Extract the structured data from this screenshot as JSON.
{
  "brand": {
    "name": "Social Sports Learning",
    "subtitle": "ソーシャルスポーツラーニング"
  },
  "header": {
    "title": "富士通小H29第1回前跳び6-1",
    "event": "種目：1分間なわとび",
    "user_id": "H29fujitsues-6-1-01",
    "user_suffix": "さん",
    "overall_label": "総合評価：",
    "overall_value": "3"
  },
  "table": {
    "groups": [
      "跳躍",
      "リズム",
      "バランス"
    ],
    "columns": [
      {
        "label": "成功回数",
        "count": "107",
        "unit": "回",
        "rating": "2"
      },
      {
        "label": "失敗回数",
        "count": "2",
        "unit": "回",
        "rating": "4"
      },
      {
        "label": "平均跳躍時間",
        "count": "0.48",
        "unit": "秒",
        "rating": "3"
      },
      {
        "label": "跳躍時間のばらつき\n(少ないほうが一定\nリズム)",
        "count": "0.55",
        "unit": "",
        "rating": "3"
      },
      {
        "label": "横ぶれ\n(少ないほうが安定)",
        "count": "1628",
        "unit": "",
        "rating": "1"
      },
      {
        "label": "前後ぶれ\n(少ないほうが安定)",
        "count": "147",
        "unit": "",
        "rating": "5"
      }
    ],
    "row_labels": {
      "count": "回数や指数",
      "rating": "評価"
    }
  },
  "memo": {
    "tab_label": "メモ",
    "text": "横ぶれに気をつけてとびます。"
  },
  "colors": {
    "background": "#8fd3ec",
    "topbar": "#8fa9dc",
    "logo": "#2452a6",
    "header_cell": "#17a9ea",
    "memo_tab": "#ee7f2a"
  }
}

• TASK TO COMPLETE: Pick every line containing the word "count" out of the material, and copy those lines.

• EXERCISE SOLUTION:
        "count": "107",
        "count": "2",
        "count": "0.48",
        "count": "0.55",
        "count": "1628",
        "count": "147",
      "count": "回数や指数",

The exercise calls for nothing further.